When Moustafa Stitou (Tetouan, Morocco, 1974) made his debut with Mijn Vormen (My Forms) in 1994, he was the first Dutch poet of Moroccan origin to publish a collection with a major publishing house. This might have helped a bit in raising extra attention to his work, as did the fact that he was only nineteen years old when he published it, but the most important reason for the sensation that Mijn Vormen caused, can merely be attributed to the unusual tone of voice the poet displayed in it, combined with highly original images and points of view.
A second collection of poems followed in 1998, entitled Mijn Gedichten (My poems). His third collection, Varkensroze ansichten (Pig pink picture postcards, 2003), was awarded the prestigious VSB Poetry Prize in 2004. His most recent publication is Tempel (Temple). For this collection of poems Mustafa Stitou received the Awater Poetry Prize in 2013.
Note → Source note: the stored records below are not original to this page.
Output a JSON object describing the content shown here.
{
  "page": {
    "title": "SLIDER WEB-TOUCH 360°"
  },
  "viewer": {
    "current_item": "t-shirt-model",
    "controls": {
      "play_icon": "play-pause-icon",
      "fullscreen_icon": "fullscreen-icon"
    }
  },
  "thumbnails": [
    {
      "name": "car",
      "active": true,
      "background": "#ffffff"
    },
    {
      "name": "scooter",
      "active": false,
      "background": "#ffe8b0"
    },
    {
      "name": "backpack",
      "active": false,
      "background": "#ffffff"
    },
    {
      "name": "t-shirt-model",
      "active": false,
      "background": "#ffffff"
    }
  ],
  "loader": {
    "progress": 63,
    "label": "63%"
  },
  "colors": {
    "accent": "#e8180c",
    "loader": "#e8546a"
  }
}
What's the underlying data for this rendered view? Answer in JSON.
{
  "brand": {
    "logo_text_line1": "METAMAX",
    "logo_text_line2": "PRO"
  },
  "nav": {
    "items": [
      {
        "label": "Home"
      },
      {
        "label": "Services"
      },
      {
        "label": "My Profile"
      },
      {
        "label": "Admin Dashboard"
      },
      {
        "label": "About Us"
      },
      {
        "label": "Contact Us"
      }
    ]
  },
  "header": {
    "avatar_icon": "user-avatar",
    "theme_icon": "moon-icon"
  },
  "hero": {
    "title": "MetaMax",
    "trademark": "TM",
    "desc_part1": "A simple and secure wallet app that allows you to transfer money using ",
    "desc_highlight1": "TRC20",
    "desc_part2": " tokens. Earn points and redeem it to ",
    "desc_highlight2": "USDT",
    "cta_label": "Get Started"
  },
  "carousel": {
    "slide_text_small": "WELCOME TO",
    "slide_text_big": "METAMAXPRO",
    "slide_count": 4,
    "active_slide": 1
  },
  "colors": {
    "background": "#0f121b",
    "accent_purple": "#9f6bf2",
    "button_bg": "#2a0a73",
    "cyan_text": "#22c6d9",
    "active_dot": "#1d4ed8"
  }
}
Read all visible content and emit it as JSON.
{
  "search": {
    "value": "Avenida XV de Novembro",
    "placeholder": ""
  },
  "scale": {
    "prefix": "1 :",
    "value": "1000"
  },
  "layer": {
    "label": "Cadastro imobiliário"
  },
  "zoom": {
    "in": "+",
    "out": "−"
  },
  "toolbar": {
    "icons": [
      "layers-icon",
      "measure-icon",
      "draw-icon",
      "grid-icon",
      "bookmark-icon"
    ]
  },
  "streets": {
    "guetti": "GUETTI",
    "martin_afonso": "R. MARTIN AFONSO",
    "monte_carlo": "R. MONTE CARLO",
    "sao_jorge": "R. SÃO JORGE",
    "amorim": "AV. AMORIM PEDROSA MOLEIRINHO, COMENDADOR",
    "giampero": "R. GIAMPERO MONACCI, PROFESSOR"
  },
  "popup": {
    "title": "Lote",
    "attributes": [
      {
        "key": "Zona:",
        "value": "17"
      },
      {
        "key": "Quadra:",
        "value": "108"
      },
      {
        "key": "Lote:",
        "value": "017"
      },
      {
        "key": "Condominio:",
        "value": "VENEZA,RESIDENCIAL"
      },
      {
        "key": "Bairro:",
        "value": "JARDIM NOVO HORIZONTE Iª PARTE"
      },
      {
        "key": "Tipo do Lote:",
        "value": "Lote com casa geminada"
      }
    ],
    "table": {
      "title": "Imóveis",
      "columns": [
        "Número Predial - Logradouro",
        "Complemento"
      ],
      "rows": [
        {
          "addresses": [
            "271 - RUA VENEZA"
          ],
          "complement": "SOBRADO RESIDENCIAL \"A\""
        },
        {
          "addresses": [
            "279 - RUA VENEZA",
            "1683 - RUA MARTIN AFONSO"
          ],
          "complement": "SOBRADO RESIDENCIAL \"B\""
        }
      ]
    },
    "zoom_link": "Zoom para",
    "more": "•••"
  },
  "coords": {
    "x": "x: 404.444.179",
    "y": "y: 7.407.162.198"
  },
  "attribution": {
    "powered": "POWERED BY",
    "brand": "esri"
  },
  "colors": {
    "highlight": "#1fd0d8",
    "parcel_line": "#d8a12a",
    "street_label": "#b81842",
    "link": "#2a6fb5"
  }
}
His first English-language collection Two Half Faces (Deep Vellum, 2020, translated by David Colmer) consists of a collection of poems from across Stitou’s career. Stitou brilliantly parlays his relationship with his two homelands into a chronicle of identity, producing a vital account of cultural friction in poems that range from narrative to lyrical. Humor and seriousness go hand in hand, and the everyday combines with the surreal and the sublime to form a vibrant tension. This collection charts Stitou’s progress as a poet of emotion and intellect, one who poignantly illuminates the ambiguities of cultural identities, and the intersections of our inner and outer worlds.